The 12-page analysis of the Bush case also offers a rare glimpse into US methods used to identify who may be responsible for suspected terrorist activities. Similar efforts are under way to identify those responsible for the bombing of the Khobar Towers in Saudi Arabia that killed 19 American servicemen in June 1996.
The assassination plot was uncovered after Kuwait officials arrested 17 suspects, many of them Iraqis. Two suspects reportedly confessed. Local police seized a Toyota Land Cruiser with more than 160 pounds of plastic explosives hidden behind the door panels. The plan was to detonate the car bomb at Kuwait University as Mr. Bush passed by, the report says.
Although officials immediately suspected Iraq, the accused terrorists' claims of Iraqi involvement weren't enough to make a credible case that Baghdad was behind the plot.
According to the IG report, CIA bomb experts analyzed the bomb components and compared them with the components of two Iraqi explosive devices found in other Middle Eastern countries. The experts discovered that the remote-control firing mechanisms in all three devices were identical, as well as other similarities, the report says.
An FBI bomb expert also examined the Kuwait device and concluded that the same person manufactured it and one of the Iraqi devices, the report says. He also concluded that the same person built the remote-control detonation systems and electronic-timing mechanisms in all three devices.
To bolster these findings, the FBI's expert compared the chemical composition of the Kuwait bomb and known Iraqi bombs. He found they were slightly different. But those findings were glossed over in several cables that suggested a composition match.
The inspector general concluded that the composition aspect of the investigation was too small to negate other evidence pointing to Iraqi responsibility.

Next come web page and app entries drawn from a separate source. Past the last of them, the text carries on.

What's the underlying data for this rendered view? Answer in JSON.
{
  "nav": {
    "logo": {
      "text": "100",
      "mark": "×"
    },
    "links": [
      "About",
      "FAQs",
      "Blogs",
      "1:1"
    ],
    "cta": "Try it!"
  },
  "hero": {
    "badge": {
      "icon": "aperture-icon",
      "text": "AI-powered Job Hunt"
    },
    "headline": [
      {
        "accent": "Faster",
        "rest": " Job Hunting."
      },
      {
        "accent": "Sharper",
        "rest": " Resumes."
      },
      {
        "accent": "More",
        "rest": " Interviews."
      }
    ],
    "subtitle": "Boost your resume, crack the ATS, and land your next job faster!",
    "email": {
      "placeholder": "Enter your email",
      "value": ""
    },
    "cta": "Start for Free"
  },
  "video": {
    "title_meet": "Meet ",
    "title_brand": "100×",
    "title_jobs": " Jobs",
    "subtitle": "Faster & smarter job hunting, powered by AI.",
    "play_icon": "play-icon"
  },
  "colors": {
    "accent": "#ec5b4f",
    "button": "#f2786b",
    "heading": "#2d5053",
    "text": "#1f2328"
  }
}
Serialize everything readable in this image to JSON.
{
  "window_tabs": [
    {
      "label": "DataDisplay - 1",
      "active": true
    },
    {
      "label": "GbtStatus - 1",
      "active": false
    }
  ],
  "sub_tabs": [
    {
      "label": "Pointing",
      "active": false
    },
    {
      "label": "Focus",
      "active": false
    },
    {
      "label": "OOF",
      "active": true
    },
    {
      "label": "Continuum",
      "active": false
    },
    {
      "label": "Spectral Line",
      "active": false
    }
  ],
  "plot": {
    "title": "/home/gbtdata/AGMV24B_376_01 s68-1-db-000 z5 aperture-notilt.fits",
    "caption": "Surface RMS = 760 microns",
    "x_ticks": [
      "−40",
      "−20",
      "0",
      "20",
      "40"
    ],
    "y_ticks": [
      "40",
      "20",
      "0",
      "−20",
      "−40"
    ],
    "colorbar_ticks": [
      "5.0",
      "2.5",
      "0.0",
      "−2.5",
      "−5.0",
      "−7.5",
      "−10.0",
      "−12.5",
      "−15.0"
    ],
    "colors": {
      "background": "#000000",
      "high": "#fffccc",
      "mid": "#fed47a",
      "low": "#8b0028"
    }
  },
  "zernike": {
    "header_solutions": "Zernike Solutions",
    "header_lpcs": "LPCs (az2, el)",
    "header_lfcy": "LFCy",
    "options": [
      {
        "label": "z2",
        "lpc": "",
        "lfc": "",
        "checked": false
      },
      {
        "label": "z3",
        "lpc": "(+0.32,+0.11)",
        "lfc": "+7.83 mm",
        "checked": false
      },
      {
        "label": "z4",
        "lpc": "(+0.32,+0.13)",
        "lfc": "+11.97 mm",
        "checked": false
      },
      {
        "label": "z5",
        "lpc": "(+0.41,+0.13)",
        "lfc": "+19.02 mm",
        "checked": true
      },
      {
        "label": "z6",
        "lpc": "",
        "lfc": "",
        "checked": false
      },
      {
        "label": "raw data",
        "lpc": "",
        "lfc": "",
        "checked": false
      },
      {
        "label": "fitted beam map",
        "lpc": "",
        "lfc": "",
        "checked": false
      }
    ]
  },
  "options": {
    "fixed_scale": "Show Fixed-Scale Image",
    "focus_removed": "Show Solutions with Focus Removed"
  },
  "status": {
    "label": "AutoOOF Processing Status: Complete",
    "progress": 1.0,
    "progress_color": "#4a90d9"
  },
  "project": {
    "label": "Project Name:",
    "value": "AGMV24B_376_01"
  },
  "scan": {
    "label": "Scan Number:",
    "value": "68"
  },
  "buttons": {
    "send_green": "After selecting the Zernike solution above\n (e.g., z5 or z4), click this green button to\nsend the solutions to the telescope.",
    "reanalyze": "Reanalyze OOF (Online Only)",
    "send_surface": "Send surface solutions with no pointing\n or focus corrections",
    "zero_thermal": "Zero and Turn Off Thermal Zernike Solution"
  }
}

Statements by two suspects and the bomb-component analysis were not the only evidence of Iraqi involvement in the plot. CIA intelligence indicated that Iraqi President Saddam Hussein had personally authorized the Bush assassination.